The tribe currently employs 30-plus deputy marshals with jurisdiction throughout the CN. Buhl said the CNMS was in the process of filling two vacant deputy marshal positions.
However, to deal with an expected increase in the law enforcement workload – based on the McGirt ruling – many more deputy marshals and other staff will be needed, Buhl said. A 5-4 ruling handed down July 9 by the U.S. Supreme Court sided with Seminole Nation citizen Jimcy McGirt, a convicted child molester who claimed Oklahoma courts had no authority to try him for a crime committed on Muscogee (Creek) Nation reservation land. The decision’s potential impact on territorial rights and criminal jurisdiction for all eastern Oklahoma tribes prompted the CN to establish a sovereignty commission and pass an act expanding its judiciary, prosecution staff and CNMS.
“If McGirt stands … you’re looking at a substantial money cost to the tribe,” Buhl said. “It’s not just marshal costs; it’s incarceration costs. Our incarceration budget averages about $30,000 to $40,000 a year and has been for about the past 12 to 14 years. I mean you’re looking at now incarceration costs … in the millions. We’re looking at $5 million, $10 million, $15 million a year just in incarceration costs alone. So this is a huge undertaking.”
Buhl said the CN sovereignty commission has talked about potential costs that also include “not just uniformed officers, but support staff, dispatchers, 911 operators, the federal sex offender registry.”
“When McGirt hits here, we’ll have anywhere from 2,000 to 14,000 registered sex offenders that we will have to start watching,” he added. “That’s huge numbers.”
Attorney General Sara Hill said her office has also embarked on the “all-consuming task” of preparing for McGirt-related issues.
“We are working to be sure we are ready to handle, as much as we can be, the criminal cases that will be headed our way,” she said. “I’ve hired two new attorneys scheduled to start in November.

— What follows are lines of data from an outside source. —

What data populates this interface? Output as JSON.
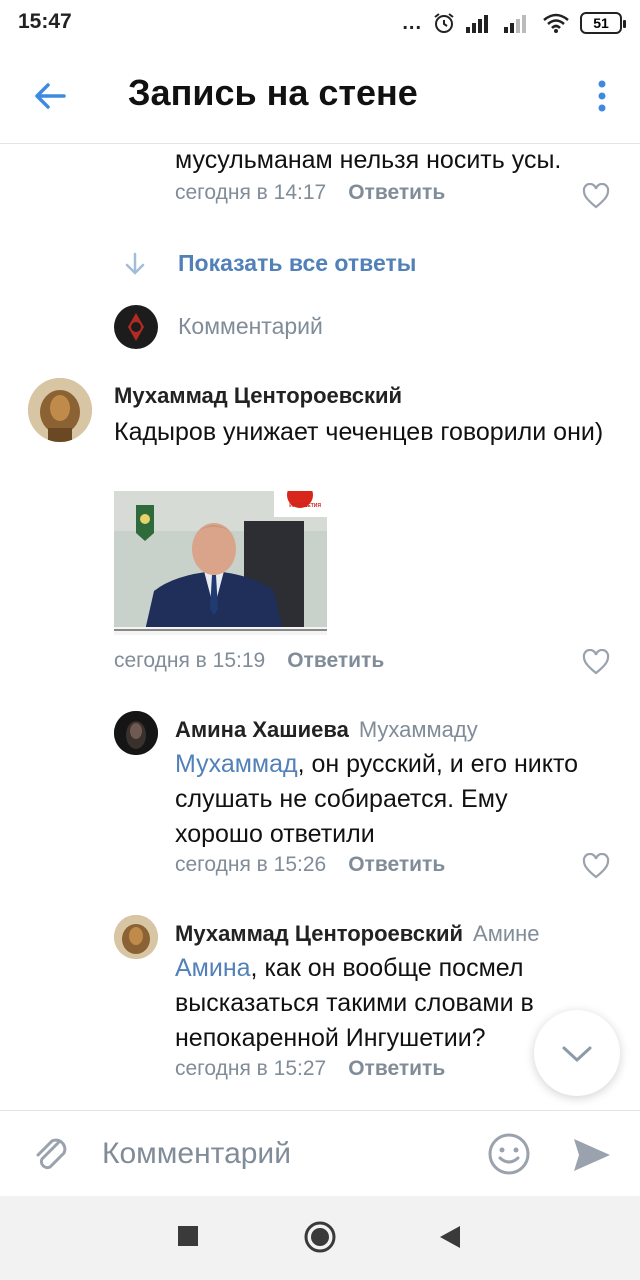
{
  "status_bar": {
    "time": "15:47",
    "dots": "...",
    "battery": "51",
    "icons": [
      "alarm-icon",
      "signal-icon",
      "signal-icon",
      "wifi-icon",
      "battery-icon"
    ]
  },
  "header": {
    "title": "Запись на стене"
  },
  "comments": {
    "partial": {
      "text": "мусульманам нельзя носить усы.",
      "time": "сегодня в 14:17",
      "reply": "Ответить"
    },
    "show_all": "Показать все ответы",
    "reply_input_placeholder": "Комментарий",
    "main": {
      "author": "Мухаммад Центороевский",
      "text": "Кадыров унижает чеченцев говорили они)",
      "photo_badge": "ИНГУШЕТИЯ",
      "time": "сегодня в 15:19",
      "reply": "Ответить"
    },
    "reply1": {
      "author": "Амина Хашиева",
      "to": "Мухаммаду",
      "mention": "Мухаммад",
      "text": ", он русский, и его никто слушать не собирается. Ему хорошо ответили",
      "time": "сегодня в 15:26",
      "reply": "Ответить"
    },
    "reply2": {
      "author": "Мухаммад Центороевский",
      "to": "Амине",
      "mention": "Амина",
      "text": ", как он вообще посмел высказаться такими словами в непокаренной Ингушетии?",
      "time": "сегодня в 15:27",
      "reply": "Ответить"
    }
  },
  "composer": {
    "placeholder": "Комментарий"
  },
  "colors": {
    "accent": "#5181b8",
    "muted": "#818c99",
    "back_arrow": "#3f8ae0"
  }
}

I also plan to hire additional attorneys, investigators and paralegals in the coming weeks.”
Tribal Councilor Mike Shambaugh, who is also the longtime Jay police chief, noted that finding enough qualified candidates to fill deputy marshal roles “will be very daunting.”
“I think people need to understand that it is a long process and this is going to be very, very difficult to do,” he said.
Implementing a formal retirement plan for law enforcement, Buhl said, would cost the tribe millions.
“Law enforcement retirements, they do 20 years, they retire with about a $300,000 check in their pocket and 65% of their pay the rest of their life,” he said. “That’s a substantial amount of money that the tribe would be on the hook for. That’s why I have never brought it in front of the Council, because, quite frankly, we’re talking millions of dollars to get that program started.”
Even without a retirement plan to lure new deputy marshals, “I think we’ll be able to hire good candidates,” Buhl said.
“But, you know, if you gave me the money I needed to hire everybody today,” he said, “we’re still a couple years out before we even approach the amount of officers that we need for this.”